“Always,” said Merlin, the echo of his word joining Arthur's.



Through June Arthur tried to weave in other authors into Merlin’s repertoire – Brian Jacques, Andrea Levy, Cassandra Clare – but Merlin only wanted Arthur’s stories. Once, Arthur began to read him Fruit of the Lemon unannounced, but Merlin frowned after a few lines and clamped his hands over his ears like a petulant child.

Later Arthur asked, “how did you know it wasn’t mine?”

Merlin looked up from where he was brushing Freya. And he said, as if it was the simplest thing in the world: “the writing didn’t speak with your voice.”

From that day on, Arthur breathed life into Archie from Ephemeral in their cramped kitchen that smelt of coffee; awoke Jetta from the pages of Songbird when he and Merlin were tangled in their bed sheets, painted in moonlight; and he guided Dom and Emilia through their adventure in Just Hold Me Close whilst the bathwater around them steadily grew cold.



“You’re my favourite writer, you know,” Merlin mumbled when they were both spent and crumpled atop each other.

Arthur huffed a laugh into the pillow. “You would say that.”

“No,” Merlin said, and he sounded so sincere Arthur held his breath. “I mean it. You mean every word you write. Nothing is without feeling, and… and that makes you special.”

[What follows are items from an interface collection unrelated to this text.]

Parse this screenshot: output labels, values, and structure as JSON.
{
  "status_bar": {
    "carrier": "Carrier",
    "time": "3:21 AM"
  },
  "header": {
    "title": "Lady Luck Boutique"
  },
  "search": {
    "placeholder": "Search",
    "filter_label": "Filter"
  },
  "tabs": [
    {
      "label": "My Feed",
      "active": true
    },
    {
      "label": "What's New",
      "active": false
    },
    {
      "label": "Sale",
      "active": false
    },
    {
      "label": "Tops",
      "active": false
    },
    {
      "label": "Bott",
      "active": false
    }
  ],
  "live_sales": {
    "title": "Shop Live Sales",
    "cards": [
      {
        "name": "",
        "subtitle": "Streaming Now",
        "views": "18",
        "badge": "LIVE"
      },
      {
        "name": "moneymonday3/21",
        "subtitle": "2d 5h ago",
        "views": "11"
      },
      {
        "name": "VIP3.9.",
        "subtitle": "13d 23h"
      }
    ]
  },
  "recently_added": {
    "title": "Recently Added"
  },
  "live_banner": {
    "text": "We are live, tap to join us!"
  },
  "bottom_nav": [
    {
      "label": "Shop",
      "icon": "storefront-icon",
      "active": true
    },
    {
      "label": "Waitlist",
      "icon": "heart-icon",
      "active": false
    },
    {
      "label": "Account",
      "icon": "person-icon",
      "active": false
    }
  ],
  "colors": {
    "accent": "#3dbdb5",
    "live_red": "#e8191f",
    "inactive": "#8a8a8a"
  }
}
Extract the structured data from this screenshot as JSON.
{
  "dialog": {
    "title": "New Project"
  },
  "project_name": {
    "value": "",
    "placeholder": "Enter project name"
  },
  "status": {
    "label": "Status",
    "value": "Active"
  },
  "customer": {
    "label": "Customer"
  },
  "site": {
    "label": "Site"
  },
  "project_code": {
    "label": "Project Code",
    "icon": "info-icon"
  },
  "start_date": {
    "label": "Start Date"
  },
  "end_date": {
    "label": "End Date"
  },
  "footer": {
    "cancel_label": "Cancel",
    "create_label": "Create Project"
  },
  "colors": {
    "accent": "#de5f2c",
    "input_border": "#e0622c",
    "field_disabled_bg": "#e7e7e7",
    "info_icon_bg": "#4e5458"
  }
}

Arthur swallowed. Paused. Whispered, “no one’s… no one’s ever told me that before.”

Merlin hummed against Arthur’s shoulder blade. “You’re special,” he murmured.

“You’re special,” he repeated, hands tightening around Arthur’s hips when he started a trail of kisses from Arthur’s shoulder blade to his spine to the nape of his neck and across to the curve of his ear. There he stopped, and there was quiet aside from their heavy breathing and the distant thrum of traffic outside in the big bad world.


“Read to me?” Merlin said. Arthur felt his pout against the lobe of his ear, and he couldn’t help but smile.

“Always,” he said.